Query: NC_010263:167450 Rickettsia rickettsii str. Iowa, complete genome Lineage: Rickettsia rickettsii; Rickettsia; Rickettsiaceae; Rickettsiales; Proteobacteria; Bacteria General Information: Causative agent for Rocky Mountain Spotted Fever. This organism was first identified by Dr. Howard Rickets as the causative agent of Rocky Mountain Spotted Fever, which was originally named for its geographic distribution at the time, it is now known to be widespread throughout the North American continent. This bacterium is an obligate intracellular pathogen that infects primarily the vascular endothelium, and occasionally smooth muscle tissue. It is passed to the human host from a tick bite, and the tick acts as both a natural reservoir and a vector for disease transmission. Once the organism is endocytosed by the host cell, it quickly escapes the phagozome, and replicates intracellularly, causing cell death and tissue damage. The disease is characterized by a spotted rash and has a high mortality rate if left untreated.
- Sequence; - BLASTN hit (Low score = Light, High score = Dark) - hypothetical protein; - cds: hover for description

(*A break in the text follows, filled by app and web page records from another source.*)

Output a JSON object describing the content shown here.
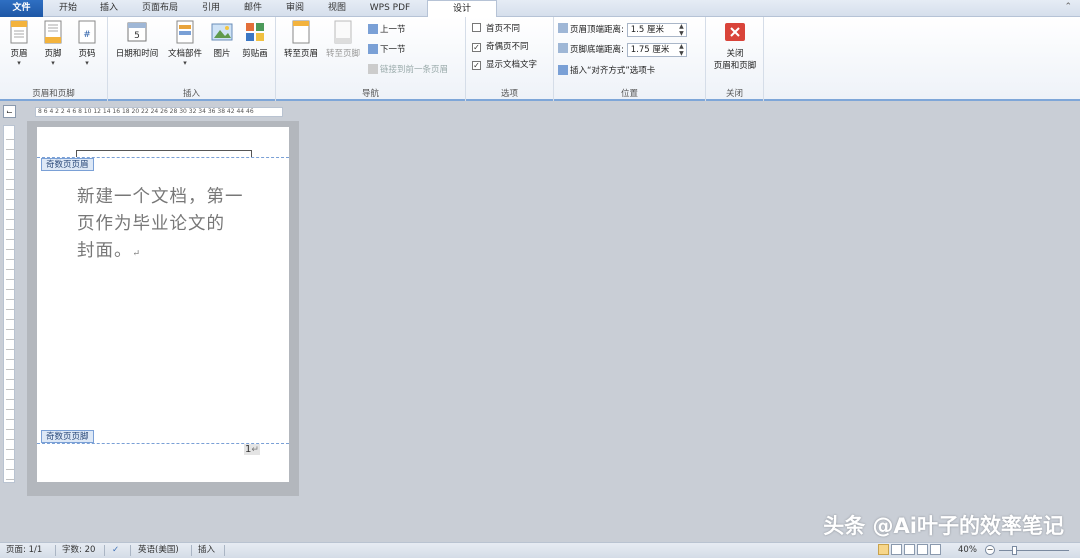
{
  "tabs": [
    "文件",
    "开始",
    "插入",
    "页面布局",
    "引用",
    "邮件",
    "审阅",
    "视图",
    "WPS PDF",
    "设计"
  ],
  "ribbon": {
    "group_header_footer": {
      "label": "页眉和页脚",
      "buttons": [
        "页眉",
        "页脚",
        "页码"
      ]
    },
    "group_insert": {
      "label": "插入",
      "buttons": [
        "日期和时间",
        "文档部件",
        "图片",
        "剪贴画"
      ]
    },
    "group_nav": {
      "label": "导航",
      "goto_header": "转至页眉",
      "goto_footer": "转至页脚",
      "prev_section": "上一节",
      "next_section": "下一节",
      "link_previous": "链接到前一条页眉"
    },
    "group_options": {
      "label": "选项",
      "diff_first_page": "首页不同",
      "diff_odd_even": "奇偶页不同",
      "show_doc_text": "显示文档文字",
      "checked": {
        "diff_first_page": false,
        "diff_odd_even": true,
        "show_doc_text": true
      }
    },
    "group_position": {
      "label": "位置",
      "header_top_label": "页眉顶端距离:",
      "header_top_value": "1.5 厘米",
      "footer_bottom_label": "页脚底端距离:",
      "footer_bottom_value": "1.75 厘米",
      "insert_align_tab": "插入“对齐方式”选项卡"
    },
    "group_close": {
      "label": "关闭",
      "close_line1": "关闭",
      "close_line2": "页眉和页脚"
    }
  },
  "ruler_text": "8 6 4 2   2 4 6 8 10 12 14 16 18 20 22 24 26 28 30 32 34 36 38   42 44 46",
  "document": {
    "header_tag": "奇数页页眉",
    "footer_tag": "奇数页页脚",
    "body_line1": "新建一个文档，第一",
    "body_line2": "页作为毕业论文的",
    "body_line3": "封面。",
    "page_number": "1"
  },
  "watermark": "头条 @Ai叶子的效率笔记",
  "statusbar": {
    "page": "页面: 1/1",
    "words": "字数: 20",
    "language": "英语(美国)",
    "mode": "插入",
    "zoom": "40%",
    "zoom_fraction": 0.4
  }
}
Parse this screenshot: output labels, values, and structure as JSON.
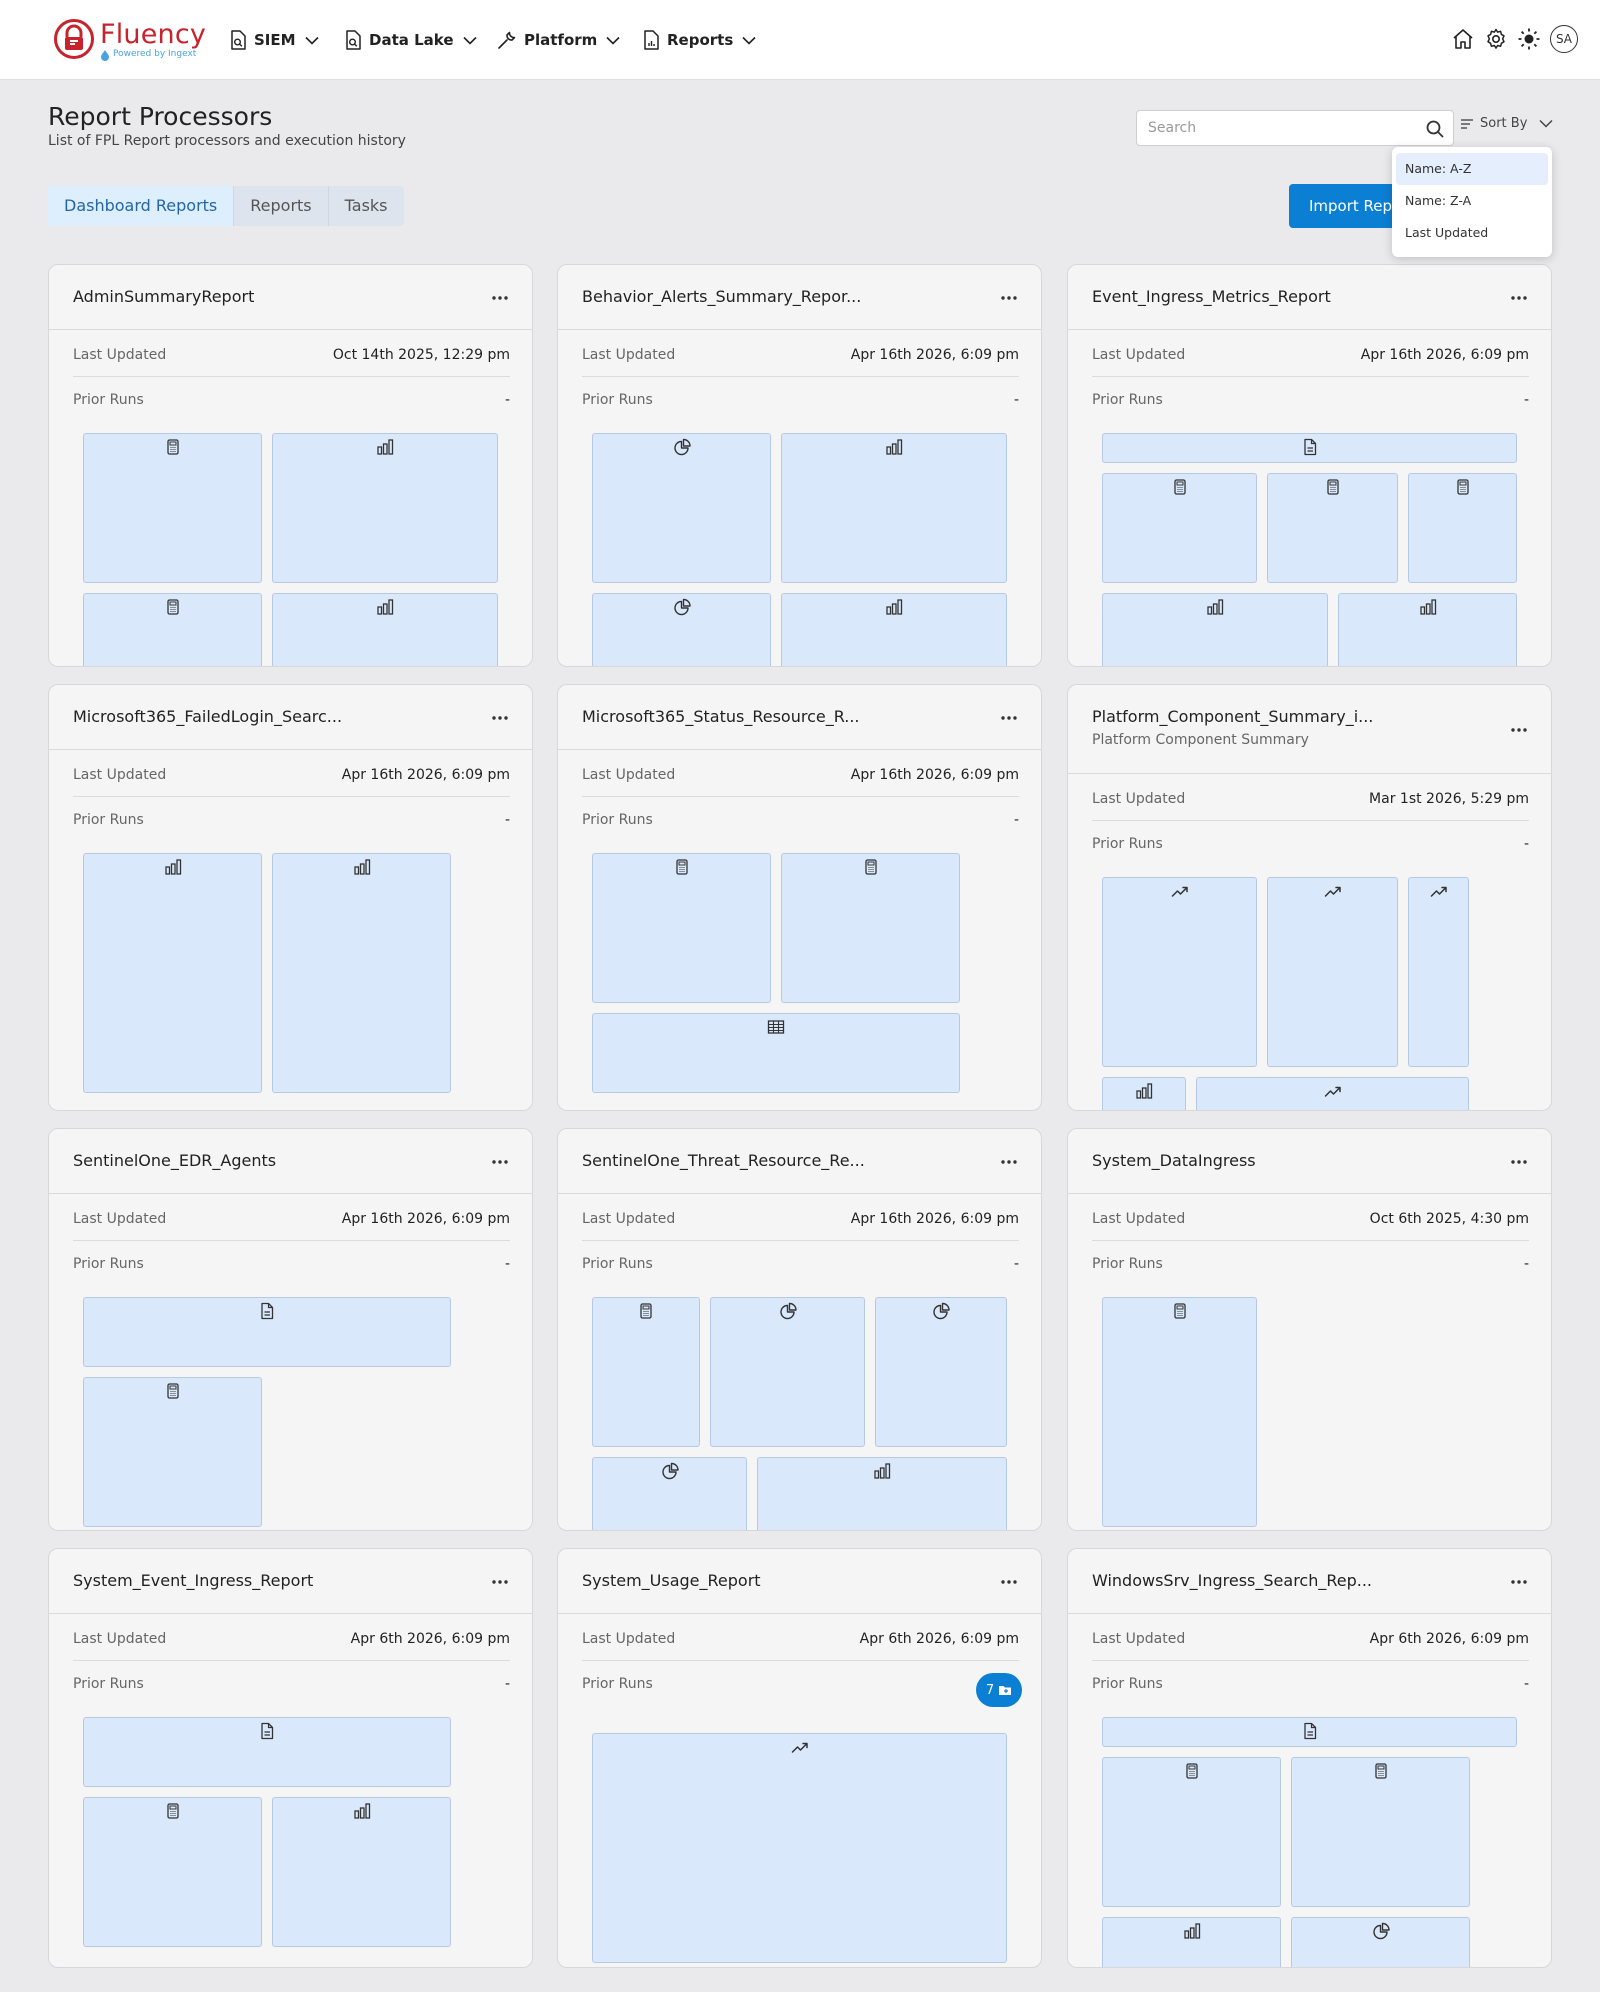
{
  "header": {
    "logo_text": "Fluency",
    "logo_sub": "Powered by Ingext",
    "nav": [
      {
        "label": "SIEM",
        "icon": "doc-search-icon"
      },
      {
        "label": "Data Lake",
        "icon": "doc-search-icon"
      },
      {
        "label": "Platform",
        "icon": "wrench-icon"
      },
      {
        "label": "Reports",
        "icon": "report-chart-icon"
      }
    ],
    "icons": [
      "home-icon",
      "gear-icon",
      "sun-icon"
    ],
    "avatar": "SA"
  },
  "page": {
    "title": "Report Processors",
    "subtitle": "List of FPL Report processors and execution history"
  },
  "search": {
    "placeholder": "Search",
    "value": ""
  },
  "sort": {
    "label": "Sort By",
    "options": [
      "Name: A-Z",
      "Name: Z-A",
      "Last Updated"
    ],
    "selected": "Name: A-Z"
  },
  "tabs": [
    {
      "label": "Dashboard Reports",
      "active": true
    },
    {
      "label": "Reports",
      "active": false
    },
    {
      "label": "Tasks",
      "active": false
    }
  ],
  "import_button": "Import Report",
  "labels": {
    "last_updated": "Last Updated",
    "prior_runs": "Prior Runs"
  },
  "cards": [
    {
      "title": "AdminSummaryReport",
      "description": "",
      "last_updated": "Oct 14th 2025, 12:29 pm",
      "prior_runs": "-",
      "tiles": [
        "calculator-icon",
        "bar-chart-icon",
        "calculator-icon",
        "bar-chart-icon"
      ]
    },
    {
      "title": "Behavior_Alerts_Summary_Repor...",
      "description": "",
      "last_updated": "Apr 16th 2026, 6:09 pm",
      "prior_runs": "-",
      "tiles": [
        "pie-chart-icon",
        "bar-chart-icon",
        "pie-chart-icon",
        "bar-chart-icon"
      ]
    },
    {
      "title": "Event_Ingress_Metrics_Report",
      "description": "",
      "last_updated": "Apr 16th 2026, 6:09 pm",
      "prior_runs": "-",
      "tiles": [
        "document-icon",
        "calculator-icon",
        "calculator-icon",
        "calculator-icon",
        "bar-chart-icon",
        "bar-chart-icon"
      ]
    },
    {
      "title": "Microsoft365_FailedLogin_Searc...",
      "description": "",
      "last_updated": "Apr 16th 2026, 6:09 pm",
      "prior_runs": "-",
      "tiles": [
        "bar-chart-icon",
        "bar-chart-icon"
      ]
    },
    {
      "title": "Microsoft365_Status_Resource_R...",
      "description": "",
      "last_updated": "Apr 16th 2026, 6:09 pm",
      "prior_runs": "-",
      "tiles": [
        "calculator-icon",
        "calculator-icon",
        "table-icon"
      ]
    },
    {
      "title": "Platform_Component_Summary_i...",
      "description": "Platform Component Summary",
      "last_updated": "Mar 1st 2026, 5:29 pm",
      "prior_runs": "-",
      "tiles": [
        "trend-icon",
        "trend-icon",
        "trend-icon",
        "bar-chart-icon",
        "trend-icon"
      ]
    },
    {
      "title": "SentinelOne_EDR_Agents",
      "description": "",
      "last_updated": "Apr 16th 2026, 6:09 pm",
      "prior_runs": "-",
      "tiles": [
        "document-icon",
        "calculator-icon"
      ]
    },
    {
      "title": "SentinelOne_Threat_Resource_Re...",
      "description": "",
      "last_updated": "Apr 16th 2026, 6:09 pm",
      "prior_runs": "-",
      "tiles": [
        "calculator-icon",
        "pie-chart-icon",
        "pie-chart-icon",
        "pie-chart-icon",
        "bar-chart-icon"
      ]
    },
    {
      "title": "System_DataIngress",
      "description": "",
      "last_updated": "Oct 6th 2025, 4:30 pm",
      "prior_runs": "-",
      "tiles": [
        "calculator-icon"
      ]
    },
    {
      "title": "System_Event_Ingress_Report",
      "description": "",
      "last_updated": "Apr 6th 2026, 6:09 pm",
      "prior_runs": "-",
      "tiles": [
        "document-icon",
        "calculator-icon",
        "bar-chart-icon"
      ]
    },
    {
      "title": "System_Usage_Report",
      "description": "",
      "last_updated": "Apr 6th 2026, 6:09 pm",
      "prior_runs": "7",
      "tiles": [
        "trend-icon"
      ]
    },
    {
      "title": "WindowsSrv_Ingress_Search_Rep...",
      "description": "",
      "last_updated": "Apr 6th 2026, 6:09 pm",
      "prior_runs": "-",
      "tiles": [
        "document-icon",
        "calculator-icon",
        "calculator-icon",
        "bar-chart-icon",
        "pie-chart-icon"
      ]
    }
  ]
}
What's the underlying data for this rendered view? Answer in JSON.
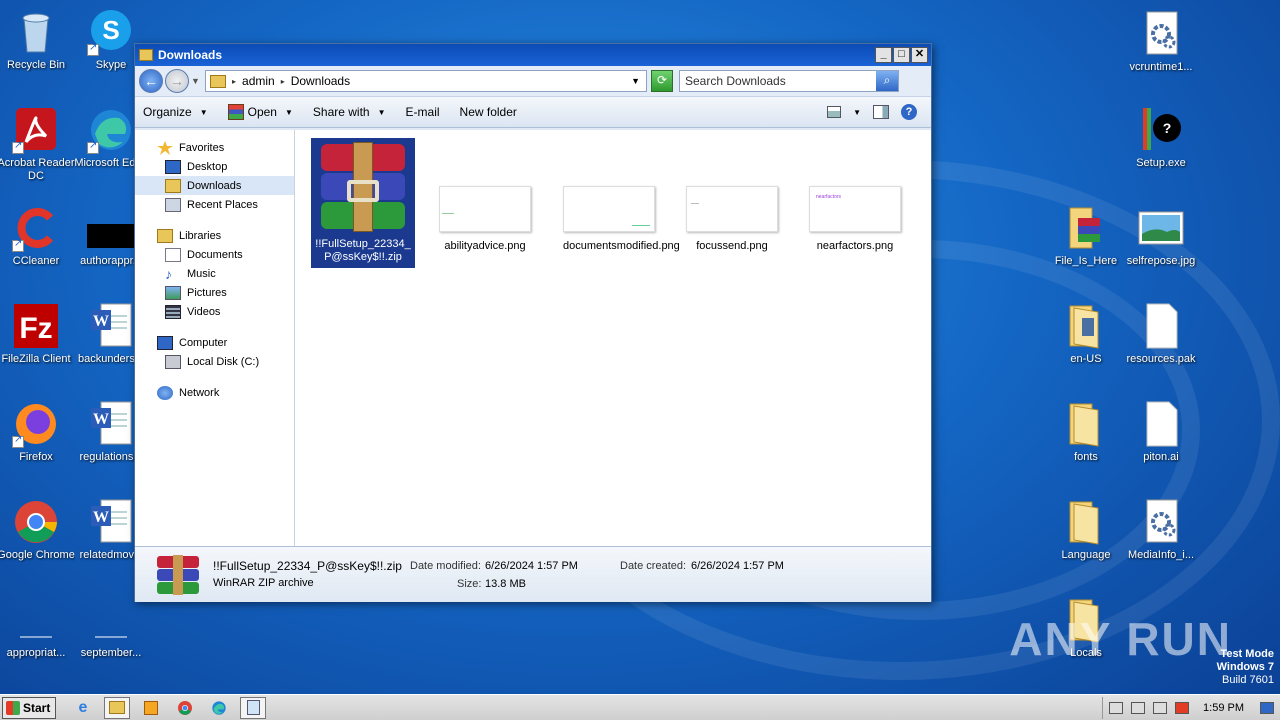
{
  "desktop": {
    "icons_left": [
      {
        "label": "Recycle Bin",
        "icon": "recycle-bin-icon"
      },
      {
        "label": "Skype",
        "icon": "skype-icon"
      },
      {
        "label": "Acrobat Reader DC",
        "icon": "acrobat-icon"
      },
      {
        "label": "Microsoft Edge",
        "icon": "edge-icon"
      },
      {
        "label": "CCleaner",
        "icon": "ccleaner-icon"
      },
      {
        "label": "authorappr...",
        "icon": "blank-file-icon"
      },
      {
        "label": "FileZilla Client",
        "icon": "filezilla-icon"
      },
      {
        "label": "backunders...",
        "icon": "word-doc-icon"
      },
      {
        "label": "Firefox",
        "icon": "firefox-icon"
      },
      {
        "label": "regulations...",
        "icon": "word-doc-icon"
      },
      {
        "label": "Google Chrome",
        "icon": "chrome-icon"
      },
      {
        "label": "relatedmov...",
        "icon": "word-doc-icon"
      },
      {
        "label": "appropriat...",
        "icon": "blank-file-icon"
      },
      {
        "label": "september...",
        "icon": "blank-file-icon"
      }
    ],
    "icons_right": [
      {
        "label": "vcruntime1...",
        "icon": "dll-settings-icon"
      },
      {
        "label": "Setup.exe",
        "icon": "setup-exe-icon"
      },
      {
        "label": "File_Is_Here",
        "icon": "winrar-folder-icon"
      },
      {
        "label": "selfrepose.jpg",
        "icon": "image-icon"
      },
      {
        "label": "en-US",
        "icon": "folder-icon"
      },
      {
        "label": "resources.pak",
        "icon": "blank-file-icon"
      },
      {
        "label": "fonts",
        "icon": "folder-icon"
      },
      {
        "label": "piton.ai",
        "icon": "blank-file-icon"
      },
      {
        "label": "Language",
        "icon": "folder-icon"
      },
      {
        "label": "MediaInfo_i...",
        "icon": "dll-settings-icon"
      },
      {
        "label": "Locals",
        "icon": "folder-icon"
      }
    ],
    "watermark": "ANY RUN",
    "test_mode": {
      "line1": "Test Mode",
      "line2": "Windows 7",
      "line3": "Build 7601"
    }
  },
  "window": {
    "title": "Downloads",
    "controls": {
      "minimize": "_",
      "maximize": "□",
      "close": "✕"
    },
    "address": {
      "crumbs": [
        "admin",
        "Downloads"
      ]
    },
    "search": {
      "placeholder": "Search Downloads"
    },
    "toolbar": {
      "organize": "Organize",
      "open": "Open",
      "share_with": "Share with",
      "email": "E-mail",
      "new_folder": "New folder"
    },
    "nav": {
      "favorites": "Favorites",
      "desktop": "Desktop",
      "downloads": "Downloads",
      "recent_places": "Recent Places",
      "libraries": "Libraries",
      "documents": "Documents",
      "music": "Music",
      "pictures": "Pictures",
      "videos": "Videos",
      "computer": "Computer",
      "local_disk": "Local Disk (C:)",
      "network": "Network"
    },
    "files": [
      {
        "name": "!!FullSetup_22334_P@ssKey$!!.zip",
        "type": "winrar-archive-icon",
        "selected": true
      },
      {
        "name": "abilityadvice.png",
        "type": "image-thumb"
      },
      {
        "name": "documentsmodified.png",
        "type": "image-thumb"
      },
      {
        "name": "focussend.png",
        "type": "image-thumb"
      },
      {
        "name": "nearfactors.png",
        "type": "image-thumb",
        "thumb_text": "nearfactors"
      }
    ],
    "details": {
      "name": "!!FullSetup_22334_P@ssKey$!!.zip",
      "type": "WinRAR ZIP archive",
      "modified_label": "Date modified:",
      "modified": "6/26/2024 1:57 PM",
      "created_label": "Date created:",
      "created": "6/26/2024 1:57 PM",
      "size_label": "Size:",
      "size": "13.8 MB"
    }
  },
  "taskbar": {
    "start": "Start",
    "time": "1:59 PM"
  }
}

General Information: This is a clinical strain isolated in 1996 in Osaka, Japan. It contains a type III secretion system which may enable colonization and penetration of the host intestinal epithelial layer, and possibly lead to septicemia. The genome contains multipe chromosomal rearrangements as compared to Vibrio cholerae. The organism also produces a hemolysin (thermostable direct hemolysin - TDH) that is particular to Vibrio parahaemolyticus. This genus is abundant in marine or freshwater environments such as estuaries, brackish ponds, or coastal areas; regions that provide an important reservoir for the organism in between outbreaks of the disease. Vibrio can affect shellfish, finfish, and other marine animals and a number of species are pathogenic for humans. This species causes food poisoning (gastroenteritis) in countries that have elevated levels of seafood consumption such as Japan.